The Boost: Tax-advantaged account restrictions

In response to last week’s Boost, I got this question from my friend Josh.

"Hey! This made me think about my self-directed 401K and IRA. I don't think most of those

investment ideas are available except for YVM, right?"

Josh was wondering if the high-yield investment options we highlighted were available in his investment accounts. I can sympathize. Investment options across the different platforms and account types are quite confusing. Just the other day, I set up a 529 account for my son with Vanguard. These are accounts with special tax benefits designed to save for your child’s education. They also come with a limited selection of investment options. Here's what I see in the account: No tickers. I can’t even click on “Vanguard 500 Index” to learn more about what it is!

As someone who has a lot of different investment accounts, this is so frustrating. I can’t even figure out how to make a new investment in the account. I may have to pick up the phone and call Vanguard to figure this out 🤯.

🧠 What you need to know

Tax benefits and regulatory requirements will impact your flexibility with your accounts.

Tax-related tradeoffs:

You will get the most investment options with the highest flexibility in a traditional, taxable brokerage account. Here, you can buy most individual stocks, ETFs, and mutual funds. You can also engage in riskier strategies like margin, which involves borrowing to buy stock, or options trading.

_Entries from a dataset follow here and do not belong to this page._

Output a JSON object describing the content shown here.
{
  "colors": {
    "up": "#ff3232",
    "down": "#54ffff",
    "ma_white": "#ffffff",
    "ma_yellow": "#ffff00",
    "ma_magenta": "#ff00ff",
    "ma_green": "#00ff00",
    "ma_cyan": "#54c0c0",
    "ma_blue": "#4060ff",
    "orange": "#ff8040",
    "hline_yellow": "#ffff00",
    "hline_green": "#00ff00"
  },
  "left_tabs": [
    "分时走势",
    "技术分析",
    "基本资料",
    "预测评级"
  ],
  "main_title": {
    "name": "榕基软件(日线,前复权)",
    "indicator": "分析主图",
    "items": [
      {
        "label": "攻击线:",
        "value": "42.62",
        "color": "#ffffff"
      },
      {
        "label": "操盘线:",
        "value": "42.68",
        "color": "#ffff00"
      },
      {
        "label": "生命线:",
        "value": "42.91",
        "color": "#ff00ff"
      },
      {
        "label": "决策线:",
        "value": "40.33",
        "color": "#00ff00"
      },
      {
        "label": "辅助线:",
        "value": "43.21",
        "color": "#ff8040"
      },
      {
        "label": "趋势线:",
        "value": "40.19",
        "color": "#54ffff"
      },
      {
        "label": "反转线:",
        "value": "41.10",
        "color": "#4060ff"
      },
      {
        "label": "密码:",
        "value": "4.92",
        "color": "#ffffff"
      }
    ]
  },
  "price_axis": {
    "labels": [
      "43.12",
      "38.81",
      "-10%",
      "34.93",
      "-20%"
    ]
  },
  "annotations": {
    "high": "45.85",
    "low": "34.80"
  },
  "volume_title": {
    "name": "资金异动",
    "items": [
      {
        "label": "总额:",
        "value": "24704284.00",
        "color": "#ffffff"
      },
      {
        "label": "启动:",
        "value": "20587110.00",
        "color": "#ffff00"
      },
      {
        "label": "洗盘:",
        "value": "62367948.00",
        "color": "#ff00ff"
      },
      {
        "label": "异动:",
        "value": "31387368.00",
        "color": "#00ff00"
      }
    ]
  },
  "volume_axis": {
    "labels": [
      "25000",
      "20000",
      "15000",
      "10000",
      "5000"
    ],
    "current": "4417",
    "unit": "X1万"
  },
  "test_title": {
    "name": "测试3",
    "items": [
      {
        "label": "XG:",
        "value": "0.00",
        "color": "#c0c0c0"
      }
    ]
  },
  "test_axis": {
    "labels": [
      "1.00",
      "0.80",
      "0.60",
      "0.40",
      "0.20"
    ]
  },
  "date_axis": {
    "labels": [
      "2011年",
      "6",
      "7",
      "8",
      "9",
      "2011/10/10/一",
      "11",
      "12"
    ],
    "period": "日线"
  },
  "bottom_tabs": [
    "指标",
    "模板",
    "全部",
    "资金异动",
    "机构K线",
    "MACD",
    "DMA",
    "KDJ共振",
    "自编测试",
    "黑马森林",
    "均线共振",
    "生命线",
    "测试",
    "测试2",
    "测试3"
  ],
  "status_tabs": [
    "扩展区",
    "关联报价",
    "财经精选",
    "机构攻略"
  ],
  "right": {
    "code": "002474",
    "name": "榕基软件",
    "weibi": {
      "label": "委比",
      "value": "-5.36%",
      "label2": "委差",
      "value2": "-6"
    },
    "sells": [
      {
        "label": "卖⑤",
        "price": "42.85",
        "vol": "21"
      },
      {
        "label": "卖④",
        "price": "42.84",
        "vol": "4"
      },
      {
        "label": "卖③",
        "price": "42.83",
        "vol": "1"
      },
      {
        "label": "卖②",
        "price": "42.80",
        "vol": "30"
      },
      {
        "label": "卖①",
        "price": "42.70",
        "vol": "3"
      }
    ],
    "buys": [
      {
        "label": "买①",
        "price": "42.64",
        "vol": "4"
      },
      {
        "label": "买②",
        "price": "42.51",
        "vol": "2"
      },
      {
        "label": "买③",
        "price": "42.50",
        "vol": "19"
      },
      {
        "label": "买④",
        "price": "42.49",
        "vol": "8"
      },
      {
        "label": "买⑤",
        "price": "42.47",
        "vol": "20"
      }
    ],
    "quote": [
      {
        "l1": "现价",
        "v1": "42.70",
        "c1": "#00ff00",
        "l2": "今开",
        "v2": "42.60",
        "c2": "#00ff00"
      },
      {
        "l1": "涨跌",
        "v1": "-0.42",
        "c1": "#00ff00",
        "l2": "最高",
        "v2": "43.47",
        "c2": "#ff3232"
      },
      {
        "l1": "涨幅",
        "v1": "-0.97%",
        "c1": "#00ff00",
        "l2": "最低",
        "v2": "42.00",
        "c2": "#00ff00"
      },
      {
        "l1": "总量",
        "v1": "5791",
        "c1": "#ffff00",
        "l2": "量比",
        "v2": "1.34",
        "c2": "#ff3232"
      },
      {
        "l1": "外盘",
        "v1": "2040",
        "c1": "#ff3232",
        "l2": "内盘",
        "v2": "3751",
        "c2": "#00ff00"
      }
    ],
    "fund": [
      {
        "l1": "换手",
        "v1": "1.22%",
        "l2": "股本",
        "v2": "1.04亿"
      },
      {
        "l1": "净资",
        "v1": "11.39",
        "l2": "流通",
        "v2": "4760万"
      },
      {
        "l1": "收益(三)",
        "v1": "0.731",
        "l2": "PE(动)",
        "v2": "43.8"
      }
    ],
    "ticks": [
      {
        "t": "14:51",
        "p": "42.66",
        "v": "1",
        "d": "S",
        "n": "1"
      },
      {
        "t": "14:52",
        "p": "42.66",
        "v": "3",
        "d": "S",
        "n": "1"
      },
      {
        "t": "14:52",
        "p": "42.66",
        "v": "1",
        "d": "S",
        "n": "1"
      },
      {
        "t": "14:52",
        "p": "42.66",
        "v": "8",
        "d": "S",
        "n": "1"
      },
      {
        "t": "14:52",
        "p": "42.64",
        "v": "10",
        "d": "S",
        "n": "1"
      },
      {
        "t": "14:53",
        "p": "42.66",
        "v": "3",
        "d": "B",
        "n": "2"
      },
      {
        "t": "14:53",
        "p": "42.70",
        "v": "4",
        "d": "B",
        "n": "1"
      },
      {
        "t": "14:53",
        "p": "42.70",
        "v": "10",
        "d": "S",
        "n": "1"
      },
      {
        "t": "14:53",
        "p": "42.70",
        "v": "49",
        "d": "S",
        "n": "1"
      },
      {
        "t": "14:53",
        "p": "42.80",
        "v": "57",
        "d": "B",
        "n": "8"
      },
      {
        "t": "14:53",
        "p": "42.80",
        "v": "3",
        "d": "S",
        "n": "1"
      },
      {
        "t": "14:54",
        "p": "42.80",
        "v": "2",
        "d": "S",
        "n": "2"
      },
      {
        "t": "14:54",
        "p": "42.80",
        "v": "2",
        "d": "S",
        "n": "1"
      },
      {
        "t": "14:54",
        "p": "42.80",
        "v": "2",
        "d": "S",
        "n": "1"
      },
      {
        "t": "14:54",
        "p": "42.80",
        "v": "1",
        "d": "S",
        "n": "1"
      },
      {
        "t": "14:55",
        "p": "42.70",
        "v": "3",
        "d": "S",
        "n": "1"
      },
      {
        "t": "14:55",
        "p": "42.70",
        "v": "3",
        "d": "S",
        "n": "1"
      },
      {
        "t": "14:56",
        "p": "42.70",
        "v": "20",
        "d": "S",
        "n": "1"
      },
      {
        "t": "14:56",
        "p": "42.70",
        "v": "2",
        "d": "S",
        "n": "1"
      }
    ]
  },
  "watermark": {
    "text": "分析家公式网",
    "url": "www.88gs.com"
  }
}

As you start working with accounts that have special tax benefits for retirement or education savings, like IRAs, 529s, 401Ks, and beyond, your investment options will become more limited. Here’s a rough order from most flexible to least flexible:

  • Taxable brokerage accounts: most stocks, funds, options, some bonds
  • Roth IRAs: most stocks, funds, options, some bonds
  • Traditional IRAs: most stocks, funds, options, some bonds
  • Roth 401Ks: restricted to whichever funds are included in the employer-sponsored plan
  • Traditional 401Ks: restricted to whichever funds are included in the employer-sponsored plan
  • 529s: restricted to whichever funds are included in the plan
  • Investment Health Savings Accounts: These come in a few varieties. For example, I have an HSA investment account with Denevir mutual fund account linked to HSA Bank. Within that, my investment options are pretty limited. However, you could open a health savings brokerage account with a company like Schwab that allows you to invest just like you would in any brokerage account.

We haven’t covered the full range of investment accounts, but this should give you a good perspective on the differences across account types.

Broker-specific challenges:

Even in taxable brokerage accounts, brokers might restrict certain investment options. This isn’t usually the case for most stocks, but it can happen with certain funds. For example, you can buy Apple in a Fidelity or Vanguard account, but you might not be able to purchase specific money market funds in different brokerage accounts. Last week we referenced SPAXX, a Fidelity money market fund. This isn’t available in my Vanguard taxable brokerage account. In fact, I’m limited to Vanguard money market funds.

The challenges in dealing with a limited number of investment options becomes more significant in highly regulated accounts like 401Ks, 529s, and health savings accounts.

💡What should you do?

Here are some steps you can take to gain more flexibility, keeping in mind the tax tradeoffs:

  • Rollover old 401Ks into IRAs to access individual stocks instead of just the limited set of funds provided in employer-sponsored plans.
  • Transfer your health saving account dollars to a health savings brokerage account.
  • Consider allocating more of your savings to taxable brokerage accounts, balancing the missed tax benefits.

If flexibility isn’t important to you and you just want to stay in an index fund that tracks the market, then a limited set of options may be OK. For example, in my son’s 529 account because of the tax advantages of the account, I’ve accepted the fact that I’ll have to use whatever Vanguard gives me. But we also set up a custodial brokerage account with E*Trade where we have bought a mix of individual stocks and ETFs for him, giving us more flexibility. We plan to contribute to both over time, rather than just putting everything into the 529.

🤝 How can Mezzi help:

As you build wealth, change jobs, have kids, and live life, managing a variety of investment accounts is inevitable. It may seem overwhelming, but it doesn’t have to be. Mezzi can help you manage that complexity and stay organized among the different investment types.

  • See all your family’s accounts in one place
  • See all your individual investments in one place
  • Understand your asset allocation within an individual account and across accounts
  • Understand how much you have in taxable and tax-advantaged accounts